The founding member of “The Doors,” Ray Manzarek, died Monday, at the age of 74, after a long battle with bile duct cancer. He died surrounded by his wife Dorothy and his brothers at the RoMed Clinic in Rosenheim, Germany.
The Doors are of course one of the greatest bands to come out of L.A., and their songs include such classic rock hits as “L.A. Woman,” “Break On Through to the Other Side,” “Hello, I Love You,” and “Light My Fire.”
The two surviving band members spoke about the death of their friend and band mate. Drummer John Densmore said, “There was no keyboard player on the planet more appropriate to support Jim Morrison’s words. Ray, I felt totally in sync with you musically. It was like we were of one mind, holding down the foundation for Robby and Jim to float on top of. I will miss my musical brother.”
Guitarist Robby Krieger made the statement that “Ray Manzarek and Jim Morrison were the two most unusual people I have ever known.
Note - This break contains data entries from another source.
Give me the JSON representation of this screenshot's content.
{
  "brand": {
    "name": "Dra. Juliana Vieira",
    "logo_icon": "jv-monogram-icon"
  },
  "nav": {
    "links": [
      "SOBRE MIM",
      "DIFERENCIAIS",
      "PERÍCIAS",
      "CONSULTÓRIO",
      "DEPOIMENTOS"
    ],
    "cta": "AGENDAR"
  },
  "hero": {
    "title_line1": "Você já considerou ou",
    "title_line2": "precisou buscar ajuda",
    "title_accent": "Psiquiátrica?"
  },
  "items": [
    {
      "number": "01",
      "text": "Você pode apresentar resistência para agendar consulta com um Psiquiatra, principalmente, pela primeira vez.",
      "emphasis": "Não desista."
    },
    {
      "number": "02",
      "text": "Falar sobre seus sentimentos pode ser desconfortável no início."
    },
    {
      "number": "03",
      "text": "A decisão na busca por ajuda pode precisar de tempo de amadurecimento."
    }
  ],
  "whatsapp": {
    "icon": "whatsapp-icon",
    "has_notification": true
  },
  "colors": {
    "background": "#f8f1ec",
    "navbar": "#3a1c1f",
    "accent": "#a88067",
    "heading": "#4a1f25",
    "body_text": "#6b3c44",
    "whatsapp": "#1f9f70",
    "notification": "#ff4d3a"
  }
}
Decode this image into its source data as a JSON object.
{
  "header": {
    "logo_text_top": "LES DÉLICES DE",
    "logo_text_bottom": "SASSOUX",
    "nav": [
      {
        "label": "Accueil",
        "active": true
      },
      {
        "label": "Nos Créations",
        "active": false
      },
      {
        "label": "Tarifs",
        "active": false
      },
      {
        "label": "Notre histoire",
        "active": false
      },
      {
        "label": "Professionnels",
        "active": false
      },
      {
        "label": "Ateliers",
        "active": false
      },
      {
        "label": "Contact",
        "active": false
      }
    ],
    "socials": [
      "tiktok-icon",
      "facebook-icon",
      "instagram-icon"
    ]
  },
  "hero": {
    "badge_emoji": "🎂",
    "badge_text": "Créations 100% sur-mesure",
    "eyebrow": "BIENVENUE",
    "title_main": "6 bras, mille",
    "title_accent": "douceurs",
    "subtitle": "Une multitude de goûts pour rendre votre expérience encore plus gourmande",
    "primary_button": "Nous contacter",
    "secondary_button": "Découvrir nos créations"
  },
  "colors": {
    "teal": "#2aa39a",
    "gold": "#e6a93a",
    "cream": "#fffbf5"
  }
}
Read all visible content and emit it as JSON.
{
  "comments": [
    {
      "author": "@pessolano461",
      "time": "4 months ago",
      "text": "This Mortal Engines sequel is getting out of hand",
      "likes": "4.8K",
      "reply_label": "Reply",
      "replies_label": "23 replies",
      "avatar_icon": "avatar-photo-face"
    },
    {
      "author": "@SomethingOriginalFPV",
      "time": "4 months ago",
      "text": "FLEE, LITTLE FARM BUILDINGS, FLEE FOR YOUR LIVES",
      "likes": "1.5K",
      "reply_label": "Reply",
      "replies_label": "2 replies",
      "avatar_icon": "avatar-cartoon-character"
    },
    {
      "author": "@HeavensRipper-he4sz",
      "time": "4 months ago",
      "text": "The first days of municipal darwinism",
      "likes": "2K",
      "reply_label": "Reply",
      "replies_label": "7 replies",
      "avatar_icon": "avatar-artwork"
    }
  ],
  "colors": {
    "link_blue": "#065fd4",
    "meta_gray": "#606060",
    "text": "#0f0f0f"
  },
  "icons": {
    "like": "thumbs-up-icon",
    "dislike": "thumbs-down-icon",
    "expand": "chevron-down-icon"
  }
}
It didn’t take long to realize this about Jim. He was obviously a genius, and he worked hard at being different. Did a good job of it too. Ray on the other hand, was a late bloomer. I guess it took all of his [and our] energies to keep Jim in line. The real Ray didn’t appear until after Jim was gone. He was constantly doing projects with different people, producing, playing with different poets. He always saw the good side of people, and that was his genius. He was the only guy at UCLA that saw something good about Jim. Everyone else thought of Jim as a phony or worse. He saw the genius of Jim’s words and the rest is history. Ray sure did influence my life, and I hope yours to. I’ll always be grateful to John for introducing me to Ray and Jim, and I’ll never forget them.”
His family is asking instead of flowers that interested fans should donate in Ray’s name to Standup2cancer.org.